→ **GOAL OF THE EXERCISE**
Using the listing below, keep only the lines with the word "JSON" and copy them.

→ **ENTRIES PROVIDED**
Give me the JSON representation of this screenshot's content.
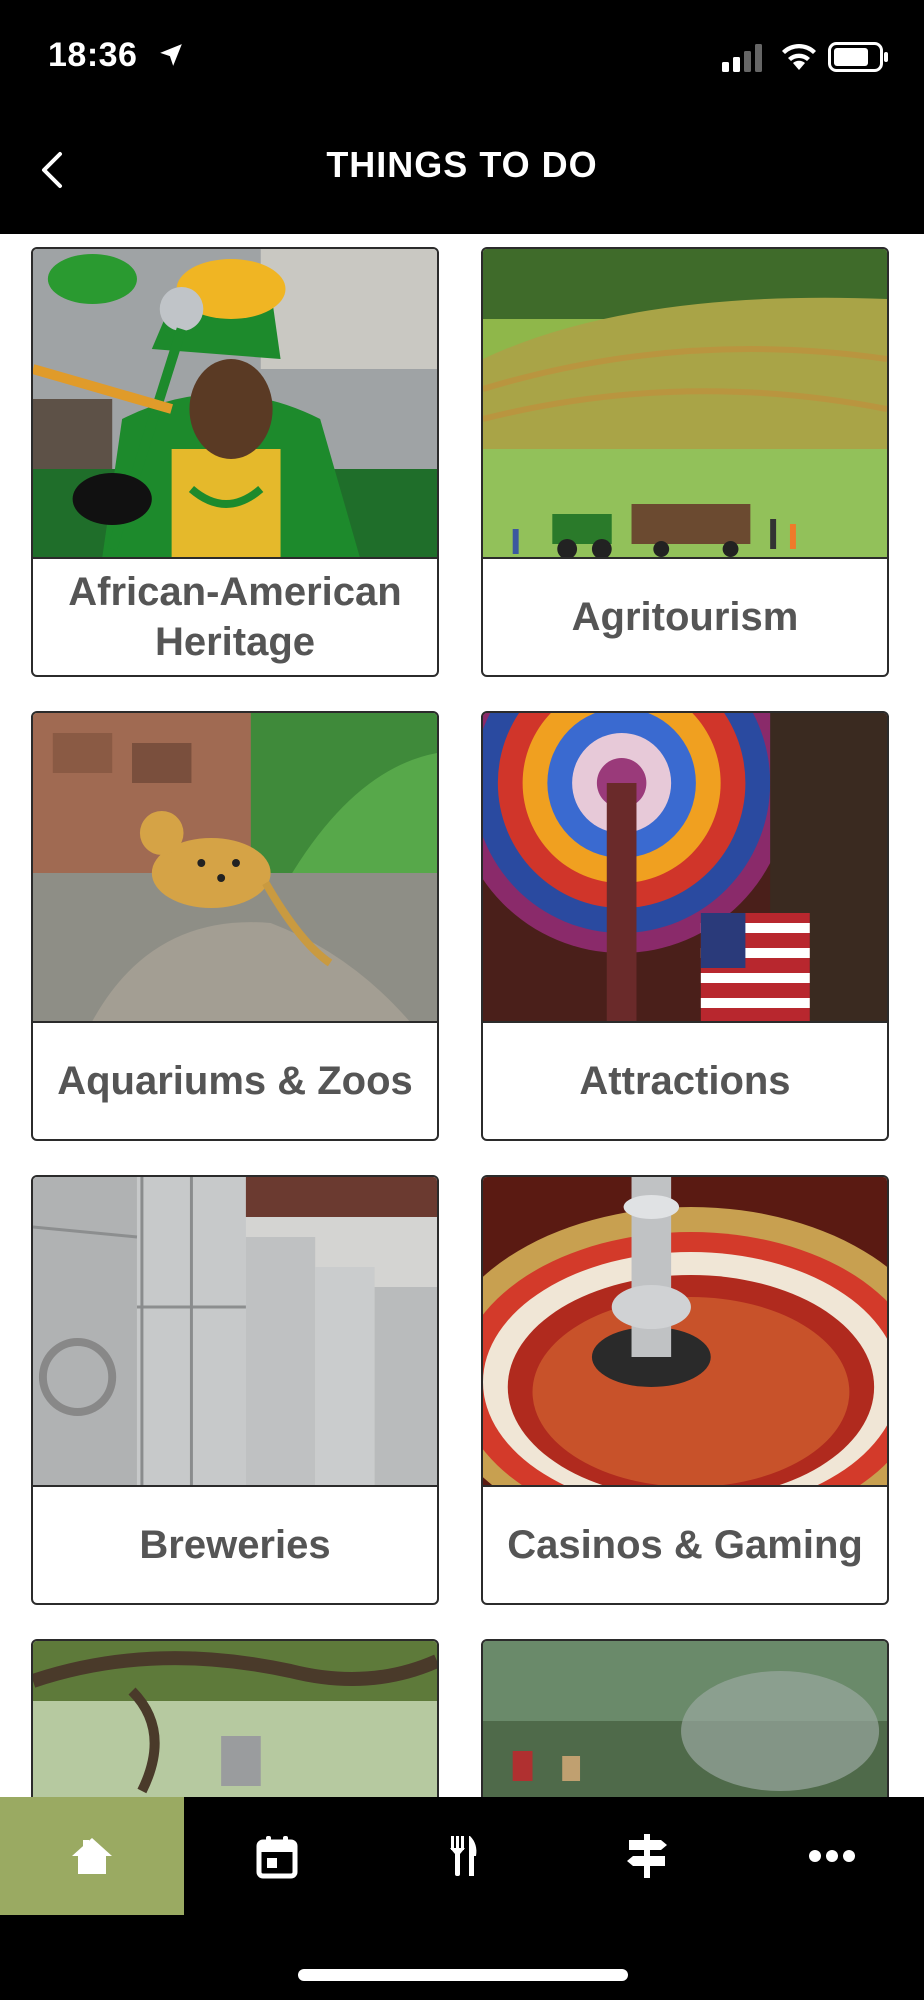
{
  "status": {
    "time": "18:36"
  },
  "header": {
    "title": "THINGS TO DO",
    "back_icon": "chevron-left-icon"
  },
  "categories": [
    {
      "label": "African-American Heritage"
    },
    {
      "label": "Agritourism"
    },
    {
      "label": "Aquariums & Zoos"
    },
    {
      "label": "Attractions"
    },
    {
      "label": "Breweries"
    },
    {
      "label": "Casinos & Gaming"
    },
    {
      "label": ""
    },
    {
      "label": ""
    }
  ],
  "tabs": [
    {
      "icon": "home-icon",
      "active": true
    },
    {
      "icon": "calendar-icon",
      "active": false
    },
    {
      "icon": "fork-knife-icon",
      "active": false
    },
    {
      "icon": "signpost-icon",
      "active": false
    },
    {
      "icon": "more-icon",
      "active": false
    }
  ],
  "colors": {
    "active_tab": "#9aaa62",
    "background": "#000000",
    "label_text": "#555555"
  }
}
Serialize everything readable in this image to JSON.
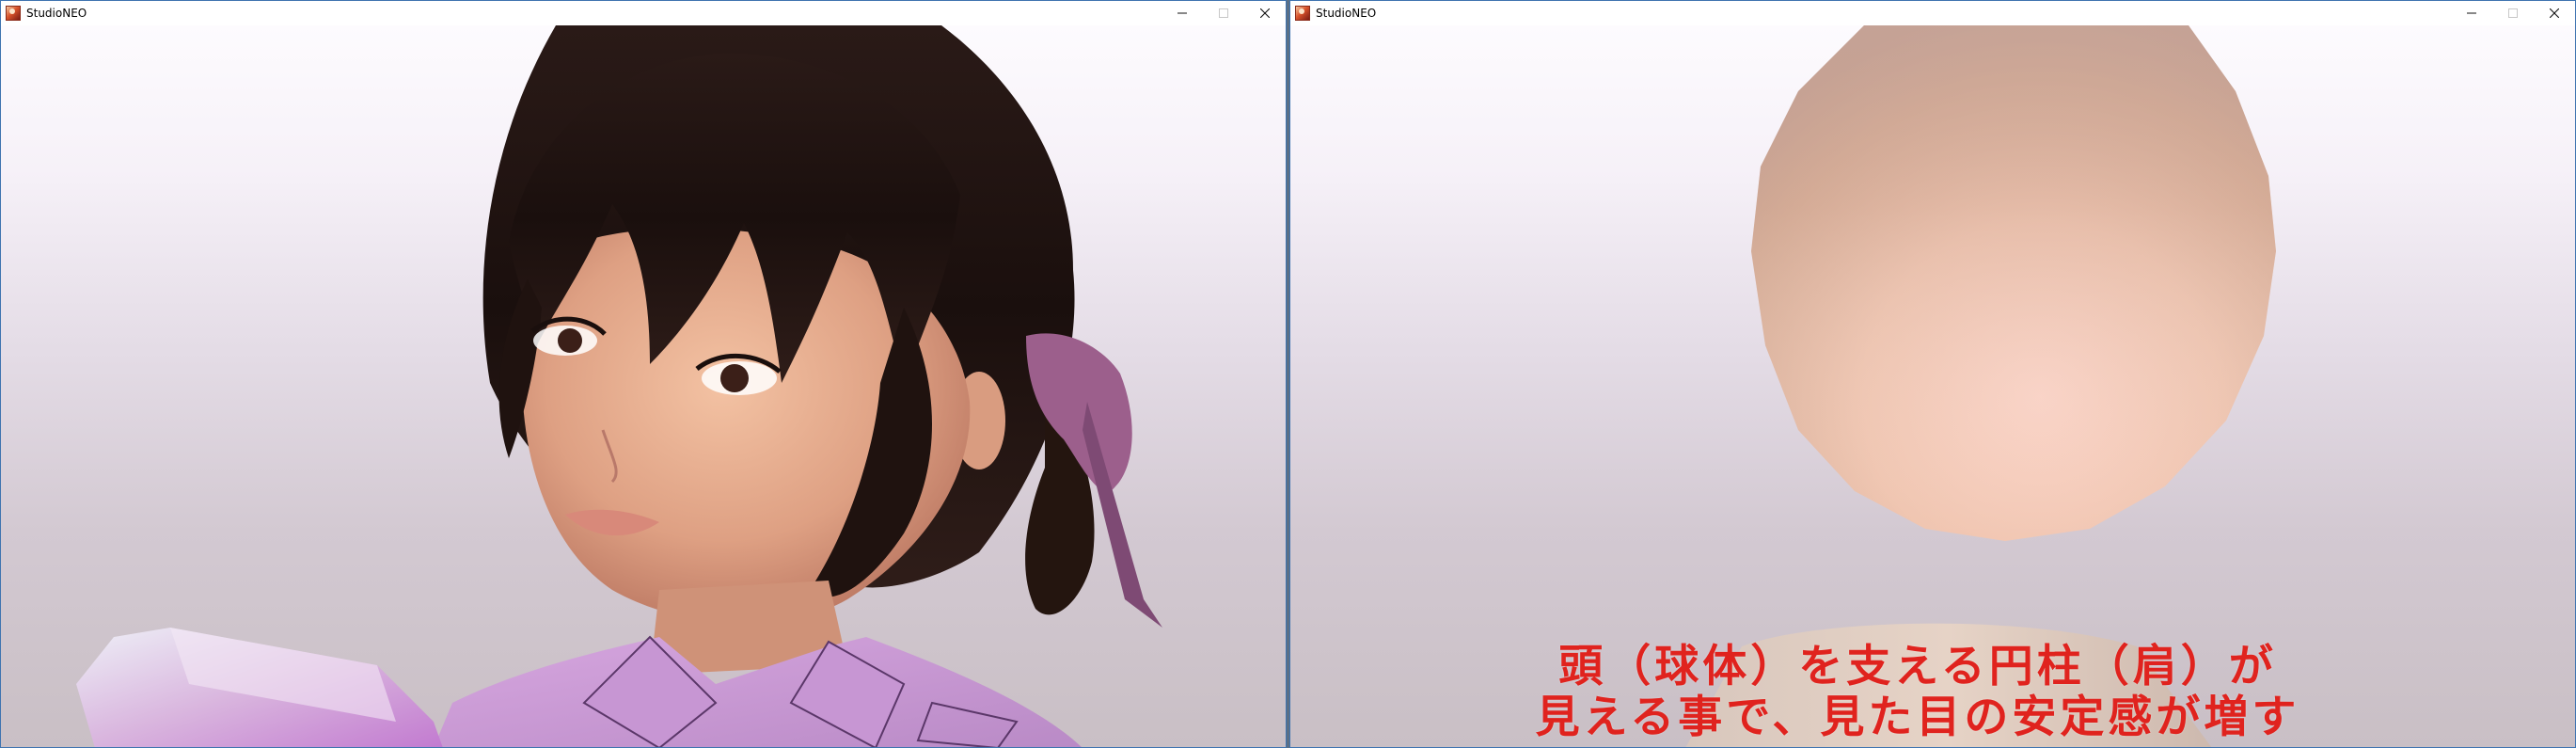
{
  "windows": [
    {
      "title": "StudioNEO",
      "scene": "character-head-closeup"
    },
    {
      "title": "StudioNEO",
      "scene": "sphere-on-cylinder",
      "caption": {
        "line1": "頭（球体）を支える円柱（肩）が",
        "line2": "見える事で、見た目の安定感が増す",
        "color": "#e0231e"
      }
    }
  ],
  "controls": {
    "minimize": "─",
    "maximize": "□",
    "close": "✕"
  },
  "icons": {
    "app": "studioneo-app-icon",
    "minimize": "minimize-icon",
    "maximize": "maximize-icon",
    "close": "close-icon"
  }
}
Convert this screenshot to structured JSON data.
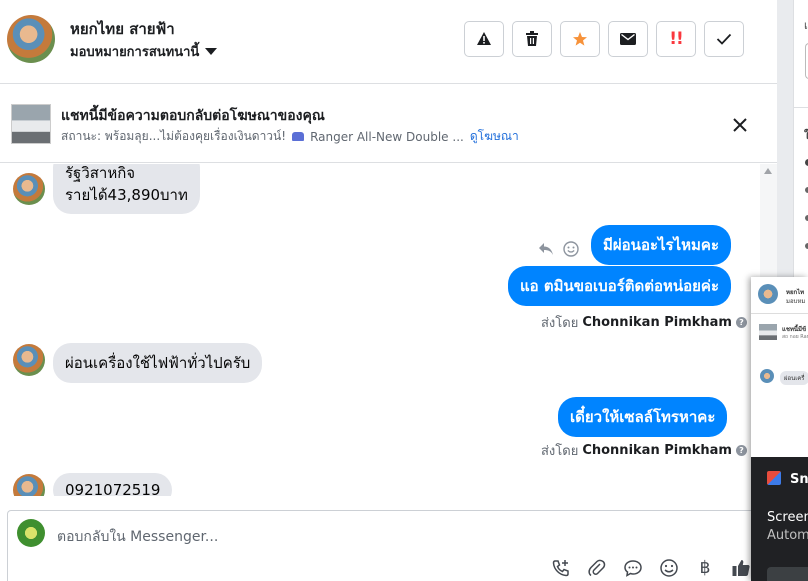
{
  "header": {
    "contact_name": "หยกไทย สายฟ้า",
    "assign_label": "มอบหมายการสนทนานี้",
    "actions": [
      "spam-warning",
      "delete",
      "star",
      "mark-unread",
      "important",
      "done"
    ]
  },
  "ad_bar": {
    "title": "แชทนี้มีข้อความตอบกลับต่อโฆษณาของคุณ",
    "status": "สถานะ: พร้อมลุย...ไม่ต้องคุยเรื่องเงินดาวน์!",
    "product": "Ranger All-New Double ...",
    "view_ad_link": "ดูโฆษณา"
  },
  "messages": [
    {
      "direction": "in",
      "lines": [
        "รัฐวิสาหกิจ",
        "รายได้43,890บาท"
      ]
    },
    {
      "direction": "out",
      "text": "มีผ่อนอะไรไหมคะ"
    },
    {
      "direction": "out",
      "text": "แอ ตมินขอเบอร์ติดต่อหน่อยค่ะ"
    },
    {
      "direction": "meta",
      "prefix": "ส่งโดย",
      "agent": "Chonnikan Pimkham"
    },
    {
      "direction": "in",
      "text": "ผ่อนเครื่องใช้ไฟฟ้าทั่วไปครับ"
    },
    {
      "direction": "out",
      "text": "เดี๋ยวให้เซลล์โทรหาคะ"
    },
    {
      "direction": "meta",
      "prefix": "ส่งโดย",
      "agent": "Chonnikan Pimkham"
    },
    {
      "direction": "in",
      "text": "0921072519"
    }
  ],
  "composer": {
    "placeholder": "ตอบกลับใน Messenger...",
    "icons": [
      "add-call-icon",
      "attachment-icon",
      "saved-reply-icon",
      "emoji-icon",
      "payment-icon",
      "like-icon"
    ],
    "payment_symbol": "฿"
  },
  "right_pane": {
    "glyphs": [
      "เ",
      "ใ"
    ]
  },
  "floating_preview": {
    "row1_name": "หยกไท",
    "row1_sub": "มอบหม",
    "row2_title": "แชทนี้มีข้",
    "row2_sub": "สถ กอย Ran",
    "row3_text": "ผ่อนเครื่"
  },
  "snip_panel": {
    "title": "Snip",
    "line1": "Screen",
    "line2": "Autom"
  },
  "colors": {
    "accent": "#0084ff",
    "incoming_bubble": "#e4e6eb",
    "star": "#f7923a",
    "important": "#fa383e",
    "link": "#216fdb"
  }
}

→ **EXPECTED ANSWER**
Give me the JSON representation of this screenshot's content.
Serialize everything readable in this image to JSON.
Convert this screenshot to structured JSON data.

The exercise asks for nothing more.